Cronin reached out to Dayna Kendall, who serves as the Restorative Justice Interventionist in the Ayer Shirley Regional School District, to co-author the book published in June.
He said it is “part memoir and a story of all my career experience and my views about police reform today, especially in light of all the controversy that’s been going on over the last two years.”
Cronin served as police chief in Fitchburg for five years, from 2002 to 2007, and in addition to his three years as chief in Gardner has nearly a decade of extensive international experience working with the U.S. Department of State.
One of seven siblings, he grew up in Fitchburg and graduated from the high school in 1971, where he has lived for most of his life — except when living overseas while working internationally. In total, his career of public service spans 35 years.
Cronin said his time in law enforcement in the city is an especially integral part of the detailed book — that according to the description — offers possibilities and solutions to fix the broken criminal justice system.
It is a story of the police empowering communities to overcome issues from deep systemic racism to international crime and corruption, and to do so in a way that has brought about tremendous healing and growth to all places and locations that he has worked.
“One direct example is told by how Fitchburg once had a murder rate higher than Boston and a minority dropout rate of over 40% at our high school, and what was done during that time to leverage long term sustainable change that through the efforts of many have resulted today in Fitchburg experiencing one murder last year and a dropout rate of 8% for minorities,” Cronin said. “I believe there is a great story of Fitchburg’s success that needs to be shared with other communities.”
He said one aspect of the work they did in the city while he served as chief was to “stop doing things the same old way over and over again and getting failed results.”
“Enforcement was increased dramatically but there was no drop in crime,” he recalled. “It wasn’t until we began to build relationships between the police and the minority community did the trust evolve that led to the results we are seeing today.”
The book, which is available on Amazon and other platforms in paperback and ebook formats, has been well received in the greater community and beyond as well as among fellow law enforcement officials.
Cronin said the most common feedback he hears is “I could not put it down,” and a recent review written by former two-time Police Commissioner of the New York City Police Department and the former Los Angeles Chief of Police William Bratton, whom Cronin believes is “the most respected and accomplished law enforcement executive and officer in the country,” solidifies the impact the book is capable of making.
Bratton wrote he was reminded of a quote from the late NYPD First Deputy Commissioner John Timoney while reading the book: “Those who don’t study history are doomed to repeat it, and those who know policing know we don’t study history.”
“Ed Cronin clearly knows police history, both good and bad, the highs and lows and recognizes that it is consistently evolving and reforming; reform that he has consistently throughout his career sought to inform, improve and change.
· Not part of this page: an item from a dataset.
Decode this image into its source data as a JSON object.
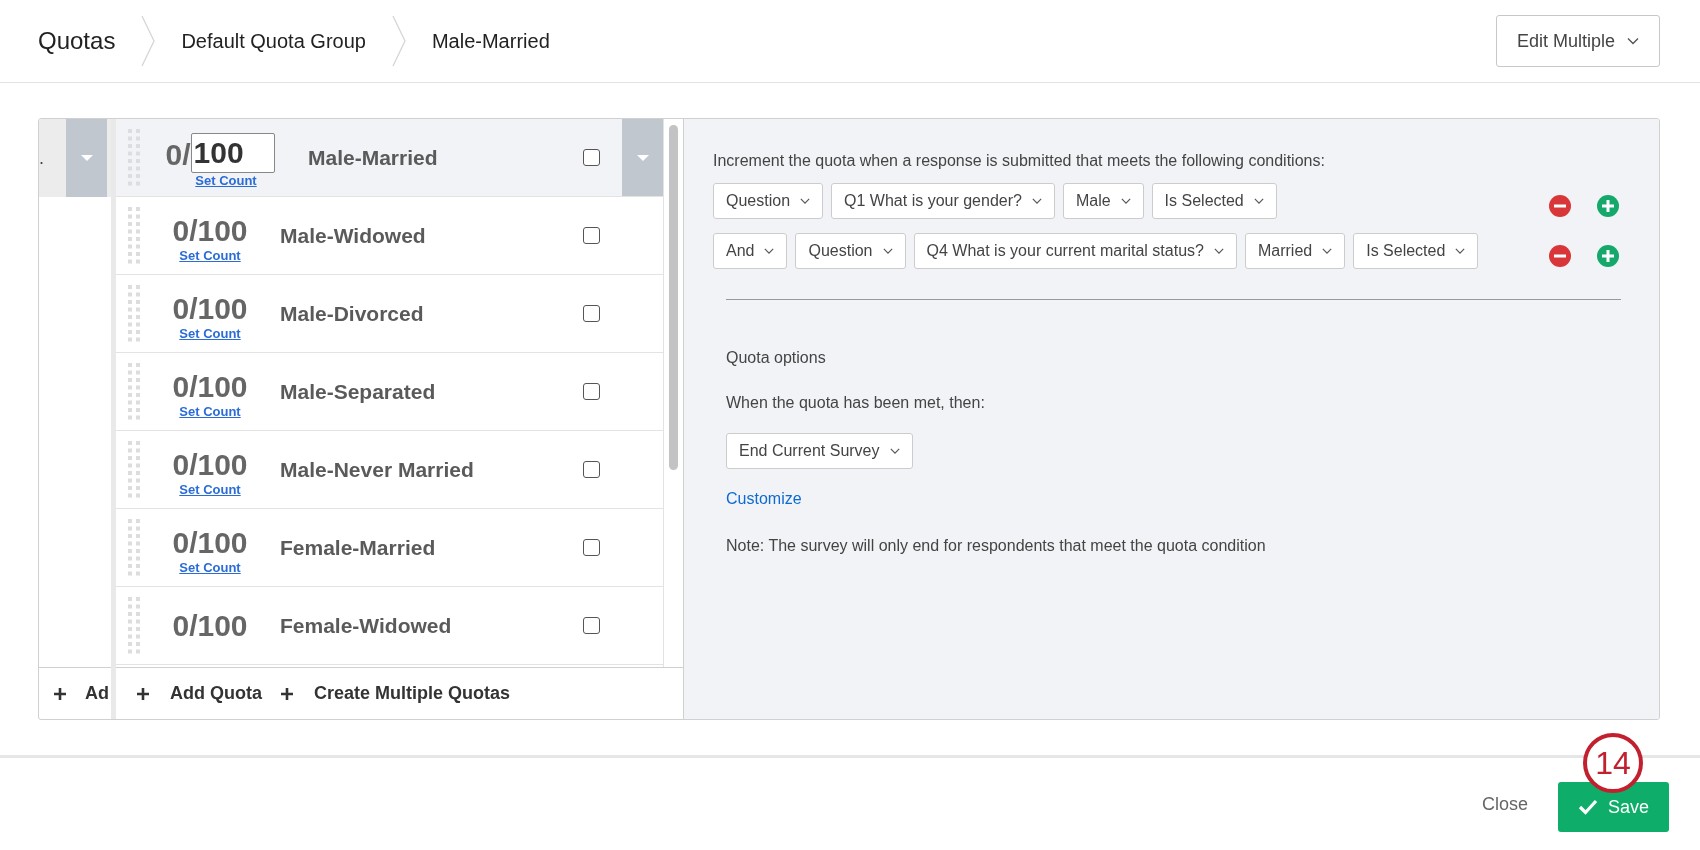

Now with his thoughtful new book he continues on that quest,” Bratton wrote.
“Those who care about policing will recognize the police professions importance to our Democratic society and form of government,” Bratton continued. “This book is a valuable addition and contribution to the efforts to always seek to improve it. Like myself, Ed Cronin is a Peelian, an admirer of Sir Robert Peel, whose Nine Principles of Policing provided the platform in 1829 upon which he built the London Metropolitan Police Service.”
Bratton also added those principles are “even more appropriate and applicable today in the 21st Century. This book is another plank in the platform and a valuable addition to the continuing effort to improve and reform policing in a democracy.”
Cronin said the biggest takeaway he hopes readers will gather from the book is that he “would like people to understand that the police are just a direct mirror of society, that police officers are honorable and trustworthy and can use their power to make positive change to a more inclusive and democratic society.”
Cronin and Kendall are already discussing plans for another book and will be holding a book signing from noon to 4 p.m., Saturday, at Barnes & Noble in Leominster.
For more information on their combined efforts visit justpolicing.org.